TASK ITEM: Pick out each line of the records that includes the string "SETAP", and copy it.

[App and web page records]

......

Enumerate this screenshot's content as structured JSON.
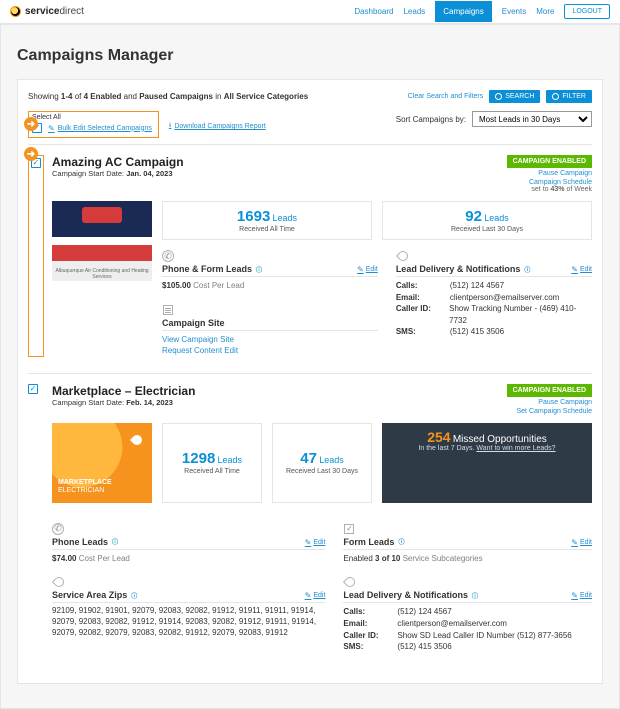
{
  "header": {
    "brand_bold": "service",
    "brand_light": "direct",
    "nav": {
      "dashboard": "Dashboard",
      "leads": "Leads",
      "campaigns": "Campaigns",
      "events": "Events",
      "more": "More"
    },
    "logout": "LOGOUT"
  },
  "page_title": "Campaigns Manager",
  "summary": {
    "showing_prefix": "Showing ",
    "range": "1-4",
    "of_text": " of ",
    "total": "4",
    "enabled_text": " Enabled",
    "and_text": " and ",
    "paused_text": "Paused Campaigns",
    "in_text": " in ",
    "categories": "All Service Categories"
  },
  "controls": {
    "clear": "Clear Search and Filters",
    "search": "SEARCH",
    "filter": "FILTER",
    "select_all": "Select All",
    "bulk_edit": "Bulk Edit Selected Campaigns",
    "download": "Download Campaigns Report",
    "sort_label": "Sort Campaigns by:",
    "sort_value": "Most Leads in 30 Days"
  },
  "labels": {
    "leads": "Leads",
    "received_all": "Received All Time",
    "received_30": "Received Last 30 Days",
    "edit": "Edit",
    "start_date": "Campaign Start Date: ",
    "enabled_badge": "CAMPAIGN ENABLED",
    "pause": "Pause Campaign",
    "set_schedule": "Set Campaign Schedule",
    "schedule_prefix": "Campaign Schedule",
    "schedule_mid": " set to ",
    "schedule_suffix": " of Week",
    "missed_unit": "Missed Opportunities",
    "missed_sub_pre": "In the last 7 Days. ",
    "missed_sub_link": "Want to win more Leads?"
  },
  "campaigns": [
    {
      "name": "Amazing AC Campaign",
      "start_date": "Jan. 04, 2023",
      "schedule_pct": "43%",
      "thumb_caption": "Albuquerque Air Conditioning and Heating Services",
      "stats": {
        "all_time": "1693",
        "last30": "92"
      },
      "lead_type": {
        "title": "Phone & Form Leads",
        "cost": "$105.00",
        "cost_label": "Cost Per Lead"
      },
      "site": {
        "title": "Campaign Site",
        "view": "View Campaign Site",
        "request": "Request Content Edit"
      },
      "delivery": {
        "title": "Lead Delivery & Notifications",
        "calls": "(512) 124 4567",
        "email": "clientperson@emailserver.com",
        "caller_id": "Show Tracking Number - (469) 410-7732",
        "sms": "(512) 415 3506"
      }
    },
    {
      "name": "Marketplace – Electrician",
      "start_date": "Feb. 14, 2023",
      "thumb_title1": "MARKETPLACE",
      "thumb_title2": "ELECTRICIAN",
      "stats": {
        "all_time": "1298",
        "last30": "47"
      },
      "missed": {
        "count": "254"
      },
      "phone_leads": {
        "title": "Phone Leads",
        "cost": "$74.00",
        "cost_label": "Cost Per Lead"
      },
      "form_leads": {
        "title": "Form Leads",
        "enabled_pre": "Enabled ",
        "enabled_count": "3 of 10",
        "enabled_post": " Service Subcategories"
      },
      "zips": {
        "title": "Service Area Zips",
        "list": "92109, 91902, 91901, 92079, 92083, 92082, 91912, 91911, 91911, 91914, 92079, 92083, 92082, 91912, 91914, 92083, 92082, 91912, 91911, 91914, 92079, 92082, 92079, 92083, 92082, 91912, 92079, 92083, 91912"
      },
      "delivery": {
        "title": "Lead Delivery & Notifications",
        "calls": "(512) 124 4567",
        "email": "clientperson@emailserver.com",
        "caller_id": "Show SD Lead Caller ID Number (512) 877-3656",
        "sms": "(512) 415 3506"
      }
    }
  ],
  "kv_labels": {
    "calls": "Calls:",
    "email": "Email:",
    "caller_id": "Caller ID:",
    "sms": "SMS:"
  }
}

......

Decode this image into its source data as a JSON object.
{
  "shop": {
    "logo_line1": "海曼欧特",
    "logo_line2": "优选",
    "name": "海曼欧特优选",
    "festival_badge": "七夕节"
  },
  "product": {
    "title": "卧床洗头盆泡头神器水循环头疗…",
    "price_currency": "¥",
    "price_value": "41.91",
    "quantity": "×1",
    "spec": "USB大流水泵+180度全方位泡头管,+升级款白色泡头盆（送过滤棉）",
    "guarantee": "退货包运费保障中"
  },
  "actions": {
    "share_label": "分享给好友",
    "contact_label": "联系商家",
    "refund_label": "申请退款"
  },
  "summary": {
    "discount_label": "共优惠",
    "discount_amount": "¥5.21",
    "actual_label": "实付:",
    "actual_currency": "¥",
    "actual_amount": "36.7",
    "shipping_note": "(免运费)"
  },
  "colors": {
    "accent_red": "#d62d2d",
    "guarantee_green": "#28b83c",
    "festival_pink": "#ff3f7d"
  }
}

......

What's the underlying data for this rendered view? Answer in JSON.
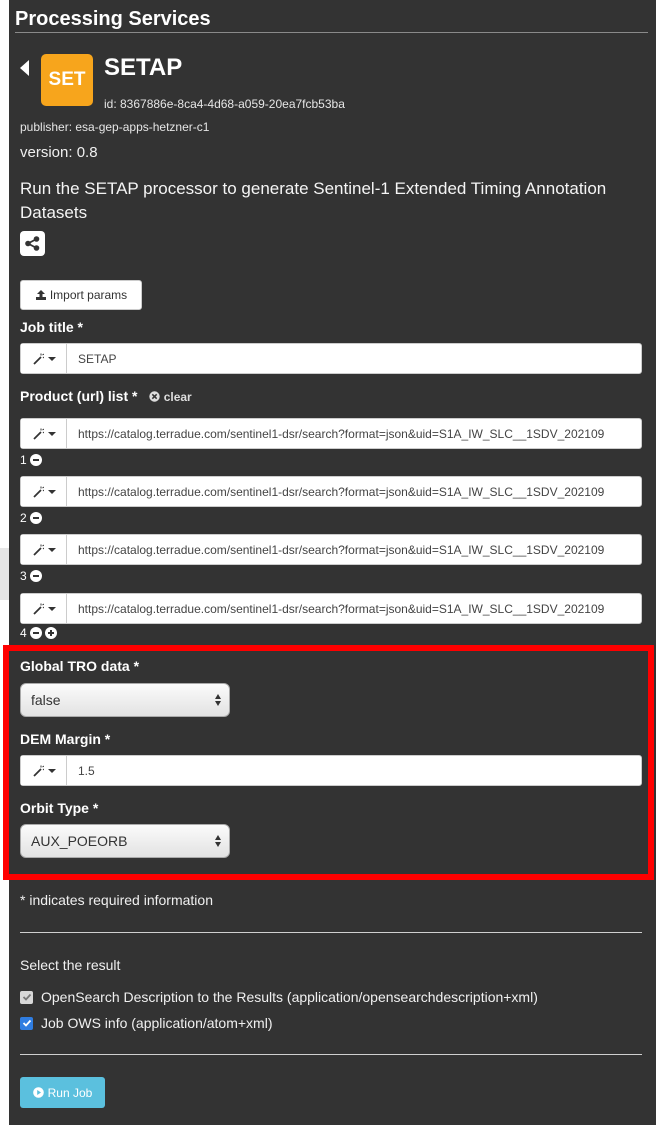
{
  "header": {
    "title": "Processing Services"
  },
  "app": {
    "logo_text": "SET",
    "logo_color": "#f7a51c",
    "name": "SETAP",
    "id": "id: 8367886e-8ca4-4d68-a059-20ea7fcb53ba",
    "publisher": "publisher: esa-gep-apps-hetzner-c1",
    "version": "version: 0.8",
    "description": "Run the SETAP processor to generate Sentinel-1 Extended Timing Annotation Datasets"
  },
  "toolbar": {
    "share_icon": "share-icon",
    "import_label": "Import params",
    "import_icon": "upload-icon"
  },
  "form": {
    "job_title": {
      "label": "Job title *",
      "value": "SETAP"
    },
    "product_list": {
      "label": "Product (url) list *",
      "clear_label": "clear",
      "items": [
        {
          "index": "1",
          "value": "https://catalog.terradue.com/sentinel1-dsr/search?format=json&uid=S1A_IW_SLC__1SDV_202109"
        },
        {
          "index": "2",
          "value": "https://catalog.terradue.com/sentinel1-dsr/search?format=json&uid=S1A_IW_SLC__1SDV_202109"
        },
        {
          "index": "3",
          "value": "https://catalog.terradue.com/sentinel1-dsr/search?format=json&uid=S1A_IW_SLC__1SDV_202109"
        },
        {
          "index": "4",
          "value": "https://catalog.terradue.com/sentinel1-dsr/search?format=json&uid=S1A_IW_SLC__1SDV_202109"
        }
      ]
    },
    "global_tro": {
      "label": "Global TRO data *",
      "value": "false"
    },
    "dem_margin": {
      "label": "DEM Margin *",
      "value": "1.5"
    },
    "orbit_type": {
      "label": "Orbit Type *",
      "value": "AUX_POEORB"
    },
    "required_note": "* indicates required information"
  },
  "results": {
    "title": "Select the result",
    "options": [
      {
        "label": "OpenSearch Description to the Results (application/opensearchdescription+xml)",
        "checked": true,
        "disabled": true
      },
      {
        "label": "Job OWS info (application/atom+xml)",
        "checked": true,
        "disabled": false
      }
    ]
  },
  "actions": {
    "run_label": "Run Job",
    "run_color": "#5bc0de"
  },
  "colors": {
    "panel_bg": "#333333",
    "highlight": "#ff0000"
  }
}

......

EXERCISE ANSWER:
    "name": "SETAP",
    "description": "Run the SETAP processor to generate Sentinel-1 Extended Timing Annotation Datasets"
      "value": "SETAP"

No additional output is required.